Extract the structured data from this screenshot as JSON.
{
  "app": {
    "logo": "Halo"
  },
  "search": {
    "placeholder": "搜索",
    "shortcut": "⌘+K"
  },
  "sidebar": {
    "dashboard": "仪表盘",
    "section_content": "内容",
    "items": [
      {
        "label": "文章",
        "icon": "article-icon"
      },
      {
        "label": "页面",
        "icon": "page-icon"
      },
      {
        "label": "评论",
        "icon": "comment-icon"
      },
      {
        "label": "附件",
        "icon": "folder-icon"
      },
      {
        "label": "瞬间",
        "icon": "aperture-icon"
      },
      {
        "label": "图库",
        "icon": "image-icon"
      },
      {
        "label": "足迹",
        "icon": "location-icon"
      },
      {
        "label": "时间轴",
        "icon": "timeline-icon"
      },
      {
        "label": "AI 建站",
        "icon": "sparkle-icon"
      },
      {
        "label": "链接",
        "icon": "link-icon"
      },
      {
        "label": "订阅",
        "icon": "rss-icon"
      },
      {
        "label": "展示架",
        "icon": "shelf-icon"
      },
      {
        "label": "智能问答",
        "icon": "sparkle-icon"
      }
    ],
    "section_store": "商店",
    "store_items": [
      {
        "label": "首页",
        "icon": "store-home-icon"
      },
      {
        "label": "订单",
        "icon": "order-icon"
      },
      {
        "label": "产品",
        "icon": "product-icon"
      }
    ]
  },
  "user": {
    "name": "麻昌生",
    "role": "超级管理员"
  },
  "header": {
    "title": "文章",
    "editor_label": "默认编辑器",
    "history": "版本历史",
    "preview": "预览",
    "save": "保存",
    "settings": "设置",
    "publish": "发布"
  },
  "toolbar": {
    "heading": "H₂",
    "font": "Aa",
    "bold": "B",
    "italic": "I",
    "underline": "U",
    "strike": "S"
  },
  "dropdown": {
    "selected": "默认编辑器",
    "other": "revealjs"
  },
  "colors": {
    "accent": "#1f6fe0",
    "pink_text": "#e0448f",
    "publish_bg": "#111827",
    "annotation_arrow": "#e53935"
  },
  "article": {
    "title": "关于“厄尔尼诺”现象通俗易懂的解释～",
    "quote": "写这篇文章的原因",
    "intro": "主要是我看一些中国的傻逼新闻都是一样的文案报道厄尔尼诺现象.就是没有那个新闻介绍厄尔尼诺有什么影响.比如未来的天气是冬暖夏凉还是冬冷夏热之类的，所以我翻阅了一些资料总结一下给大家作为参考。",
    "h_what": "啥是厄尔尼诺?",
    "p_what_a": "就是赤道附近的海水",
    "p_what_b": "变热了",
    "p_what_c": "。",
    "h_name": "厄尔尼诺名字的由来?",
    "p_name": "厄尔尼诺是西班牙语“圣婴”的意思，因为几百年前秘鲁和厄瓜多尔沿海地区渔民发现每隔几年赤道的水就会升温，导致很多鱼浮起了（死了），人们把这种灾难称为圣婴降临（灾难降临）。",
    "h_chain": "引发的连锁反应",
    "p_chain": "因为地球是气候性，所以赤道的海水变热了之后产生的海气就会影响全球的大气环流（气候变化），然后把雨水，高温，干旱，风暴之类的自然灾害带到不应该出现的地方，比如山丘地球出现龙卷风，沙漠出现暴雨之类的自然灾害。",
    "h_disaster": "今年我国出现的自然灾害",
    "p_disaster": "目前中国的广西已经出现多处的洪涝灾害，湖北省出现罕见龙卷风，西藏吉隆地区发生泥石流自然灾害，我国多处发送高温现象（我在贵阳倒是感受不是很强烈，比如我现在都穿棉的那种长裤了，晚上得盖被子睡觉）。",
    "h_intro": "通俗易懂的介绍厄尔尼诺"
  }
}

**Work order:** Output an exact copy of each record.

**Exercise result:**
Extract the structured data from this screenshot as JSON.
{
  "app": {
    "logo": "Halo"
  },
  "search": {
    "placeholder": "搜索",
    "shortcut": "⌘+K"
  },
  "sidebar": {
    "dashboard": "仪表盘",
    "section_content": "内容",
    "items": [
      {
        "label": "文章",
        "icon": "article-icon"
      },
      {
        "label": "页面",
        "icon": "page-icon"
      },
      {
        "label": "评论",
        "icon": "comment-icon"
      },
      {
        "label": "附件",
        "icon": "folder-icon"
      },
      {
        "label": "瞬间",
        "icon": "aperture-icon"
      },
      {
        "label": "图库",
        "icon": "image-icon"
      },
      {
        "label": "足迹",
        "icon": "location-icon"
      },
      {
        "label": "时间轴",
        "icon": "timeline-icon"
      },
      {
        "label": "AI 建站",
        "icon": "sparkle-icon"
      },
      {
        "label": "链接",
        "icon": "link-icon"
      },
      {
        "label": "订阅",
        "icon": "rss-icon"
      },
      {
        "label": "展示架",
        "icon": "shelf-icon"
      },
      {
        "label": "智能问答",
        "icon": "sparkle-icon"
      }
    ],
    "section_store": "商店",
    "store_items": [
      {
        "label": "首页",
        "icon": "store-home-icon"
      },
      {
        "label": "订单",
        "icon": "order-icon"
      },
      {
        "label": "产品",
        "icon": "product-icon"
      }
    ]
  },
  "user": {
    "name": "麻昌生",
    "role": "超级管理员"
  },
  "header": {
    "title": "文章",
    "editor_label": "默认编辑器",
    "history": "版本历史",
    "preview": "预览",
    "save": "保存",
    "settings": "设置",
    "publish": "发布"
  },
  "toolbar": {
    "heading": "H₂",
    "font": "Aa",
    "bold": "B",
    "italic": "I",
    "underline": "U",
    "strike": "S"
  },
  "dropdown": {
    "selected": "默认编辑器",
    "other": "revealjs"
  },
  "colors": {
    "accent": "#1f6fe0",
    "pink_text": "#e0448f",
    "publish_bg": "#111827",
    "annotation_arrow": "#e53935"
  },
  "article": {
    "title": "关于“厄尔尼诺”现象通俗易懂的解释～",
    "quote": "写这篇文章的原因",
    "intro": "主要是我看一些中国的傻逼新闻都是一样的文案报道厄尔尼诺现象.就是没有那个新闻介绍厄尔尼诺有什么影响.比如未来的天气是冬暖夏凉还是冬冷夏热之类的，所以我翻阅了一些资料总结一下给大家作为参考。",
    "h_what": "啥是厄尔尼诺?",
    "p_what_a": "就是赤道附近的海水",
    "p_what_b": "变热了",
    "p_what_c": "。",
    "h_name": "厄尔尼诺名字的由来?",
    "p_name": "厄尔尼诺是西班牙语“圣婴”的意思，因为几百年前秘鲁和厄瓜多尔沿海地区渔民发现每隔几年赤道的水就会升温，导致很多鱼浮起了（死了），人们把这种灾难称为圣婴降临（灾难降临）。",
    "h_chain": "引发的连锁反应",
    "p_chain": "因为地球是气候性，所以赤道的海水变热了之后产生的海气就会影响全球的大气环流（气候变化），然后把雨水，高温，干旱，风暴之类的自然灾害带到不应该出现的地方，比如山丘地球出现龙卷风，沙漠出现暴雨之类的自然灾害。",
    "h_disaster": "今年我国出现的自然灾害",
    "p_disaster": "目前中国的广西已经出现多处的洪涝灾害，湖北省出现罕见龙卷风，西藏吉隆地区发生泥石流自然灾害，我国多处发送高温现象（我在贵阳倒是感受不是很强烈，比如我现在都穿棉的那种长裤了，晚上得盖被子睡觉）。",
    "h_intro": "通俗易懂的介绍厄尔尼诺"
  }
}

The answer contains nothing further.